__DATA SHOWN__:
-- -- --

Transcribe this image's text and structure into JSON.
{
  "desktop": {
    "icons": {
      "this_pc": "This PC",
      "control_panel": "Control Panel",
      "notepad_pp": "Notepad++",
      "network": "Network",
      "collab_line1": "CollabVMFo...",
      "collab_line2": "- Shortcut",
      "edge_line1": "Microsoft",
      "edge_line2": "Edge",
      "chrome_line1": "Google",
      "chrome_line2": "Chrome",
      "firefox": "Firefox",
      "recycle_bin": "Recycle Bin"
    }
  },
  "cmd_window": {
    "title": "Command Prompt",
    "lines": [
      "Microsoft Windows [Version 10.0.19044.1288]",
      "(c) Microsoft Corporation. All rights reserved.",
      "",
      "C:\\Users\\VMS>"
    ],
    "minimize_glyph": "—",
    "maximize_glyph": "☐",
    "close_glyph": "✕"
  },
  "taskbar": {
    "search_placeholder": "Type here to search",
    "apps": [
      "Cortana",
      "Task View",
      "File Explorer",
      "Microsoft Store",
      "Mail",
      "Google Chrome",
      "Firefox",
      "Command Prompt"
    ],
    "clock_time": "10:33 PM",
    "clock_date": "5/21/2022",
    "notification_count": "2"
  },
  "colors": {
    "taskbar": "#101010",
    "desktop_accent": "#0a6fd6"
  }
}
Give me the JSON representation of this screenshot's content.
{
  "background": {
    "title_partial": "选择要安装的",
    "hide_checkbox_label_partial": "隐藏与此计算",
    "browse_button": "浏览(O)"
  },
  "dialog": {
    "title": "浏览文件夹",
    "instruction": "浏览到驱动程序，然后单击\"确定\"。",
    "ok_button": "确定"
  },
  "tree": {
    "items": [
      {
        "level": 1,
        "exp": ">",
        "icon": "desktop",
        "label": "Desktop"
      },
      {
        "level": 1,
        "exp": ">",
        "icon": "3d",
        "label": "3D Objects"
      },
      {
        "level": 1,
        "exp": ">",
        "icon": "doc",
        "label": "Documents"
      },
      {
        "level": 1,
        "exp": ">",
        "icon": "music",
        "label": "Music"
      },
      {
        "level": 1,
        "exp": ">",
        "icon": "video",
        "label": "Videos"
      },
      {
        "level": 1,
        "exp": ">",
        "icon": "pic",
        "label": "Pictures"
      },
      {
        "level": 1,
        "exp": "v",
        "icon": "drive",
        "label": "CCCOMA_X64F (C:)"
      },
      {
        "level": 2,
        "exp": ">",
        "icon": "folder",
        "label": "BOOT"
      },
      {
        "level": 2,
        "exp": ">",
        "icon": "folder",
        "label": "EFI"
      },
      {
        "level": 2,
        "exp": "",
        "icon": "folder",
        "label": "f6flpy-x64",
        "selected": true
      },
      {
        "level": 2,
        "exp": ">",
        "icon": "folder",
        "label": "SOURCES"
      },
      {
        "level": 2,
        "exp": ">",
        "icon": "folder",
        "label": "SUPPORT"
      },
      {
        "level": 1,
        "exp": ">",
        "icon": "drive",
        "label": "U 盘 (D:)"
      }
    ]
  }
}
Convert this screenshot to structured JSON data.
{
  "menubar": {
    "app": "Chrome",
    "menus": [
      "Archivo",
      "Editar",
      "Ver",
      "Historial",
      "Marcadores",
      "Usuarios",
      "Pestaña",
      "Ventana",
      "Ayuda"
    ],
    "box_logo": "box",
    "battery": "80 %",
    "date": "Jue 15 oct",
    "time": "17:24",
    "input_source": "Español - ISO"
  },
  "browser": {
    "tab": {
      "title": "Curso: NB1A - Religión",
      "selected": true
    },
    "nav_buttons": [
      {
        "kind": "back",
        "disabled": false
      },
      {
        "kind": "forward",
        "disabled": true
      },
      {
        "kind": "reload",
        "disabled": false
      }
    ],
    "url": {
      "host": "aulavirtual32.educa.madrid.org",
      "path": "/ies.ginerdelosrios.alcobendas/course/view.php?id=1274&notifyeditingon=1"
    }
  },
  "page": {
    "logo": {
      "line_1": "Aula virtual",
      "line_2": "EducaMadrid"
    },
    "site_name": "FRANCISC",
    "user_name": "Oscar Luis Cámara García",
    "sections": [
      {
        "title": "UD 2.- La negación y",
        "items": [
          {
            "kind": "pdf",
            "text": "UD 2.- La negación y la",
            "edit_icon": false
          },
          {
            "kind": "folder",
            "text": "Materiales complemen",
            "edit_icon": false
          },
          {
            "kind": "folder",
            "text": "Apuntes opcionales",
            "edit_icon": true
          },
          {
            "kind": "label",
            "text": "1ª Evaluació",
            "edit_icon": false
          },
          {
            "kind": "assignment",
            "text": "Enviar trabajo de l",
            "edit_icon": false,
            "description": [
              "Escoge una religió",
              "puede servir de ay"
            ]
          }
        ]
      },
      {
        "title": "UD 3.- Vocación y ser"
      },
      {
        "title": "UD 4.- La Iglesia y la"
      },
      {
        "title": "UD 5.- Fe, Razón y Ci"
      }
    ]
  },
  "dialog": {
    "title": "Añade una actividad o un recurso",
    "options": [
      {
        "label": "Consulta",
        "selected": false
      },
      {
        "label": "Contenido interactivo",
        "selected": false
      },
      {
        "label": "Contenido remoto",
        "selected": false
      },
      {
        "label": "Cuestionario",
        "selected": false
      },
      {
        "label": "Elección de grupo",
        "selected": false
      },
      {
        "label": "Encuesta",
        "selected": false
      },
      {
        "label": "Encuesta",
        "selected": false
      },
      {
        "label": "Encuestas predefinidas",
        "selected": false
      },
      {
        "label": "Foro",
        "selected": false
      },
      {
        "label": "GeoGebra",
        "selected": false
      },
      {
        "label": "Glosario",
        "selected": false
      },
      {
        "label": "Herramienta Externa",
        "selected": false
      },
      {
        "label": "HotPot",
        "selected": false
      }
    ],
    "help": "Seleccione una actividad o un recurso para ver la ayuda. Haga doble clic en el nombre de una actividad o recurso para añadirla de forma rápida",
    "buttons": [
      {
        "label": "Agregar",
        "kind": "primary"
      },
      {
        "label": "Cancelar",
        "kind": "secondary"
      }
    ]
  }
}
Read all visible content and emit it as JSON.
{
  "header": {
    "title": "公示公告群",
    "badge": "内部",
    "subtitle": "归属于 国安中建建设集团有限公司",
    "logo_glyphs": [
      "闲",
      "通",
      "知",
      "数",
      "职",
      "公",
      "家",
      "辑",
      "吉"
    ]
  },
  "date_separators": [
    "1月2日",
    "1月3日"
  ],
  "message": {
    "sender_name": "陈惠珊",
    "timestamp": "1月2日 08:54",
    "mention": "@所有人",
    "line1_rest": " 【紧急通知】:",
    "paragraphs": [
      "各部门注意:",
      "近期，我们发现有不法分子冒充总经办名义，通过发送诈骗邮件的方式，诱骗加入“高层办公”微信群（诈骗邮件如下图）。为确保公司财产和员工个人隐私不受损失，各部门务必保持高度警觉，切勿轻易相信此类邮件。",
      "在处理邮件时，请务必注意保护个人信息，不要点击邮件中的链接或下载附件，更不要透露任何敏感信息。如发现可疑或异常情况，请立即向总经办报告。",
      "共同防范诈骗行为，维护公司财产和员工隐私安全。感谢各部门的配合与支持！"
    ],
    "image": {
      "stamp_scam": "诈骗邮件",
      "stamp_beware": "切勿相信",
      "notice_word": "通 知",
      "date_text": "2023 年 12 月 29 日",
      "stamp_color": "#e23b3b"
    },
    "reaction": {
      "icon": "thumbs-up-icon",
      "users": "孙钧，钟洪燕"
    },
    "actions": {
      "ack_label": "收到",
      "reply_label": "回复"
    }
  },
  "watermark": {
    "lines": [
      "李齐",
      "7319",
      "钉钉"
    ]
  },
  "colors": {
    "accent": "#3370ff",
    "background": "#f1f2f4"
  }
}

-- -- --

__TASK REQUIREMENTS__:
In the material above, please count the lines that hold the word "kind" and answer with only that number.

__RESPONSE FOR THIS EXERCISE__:
10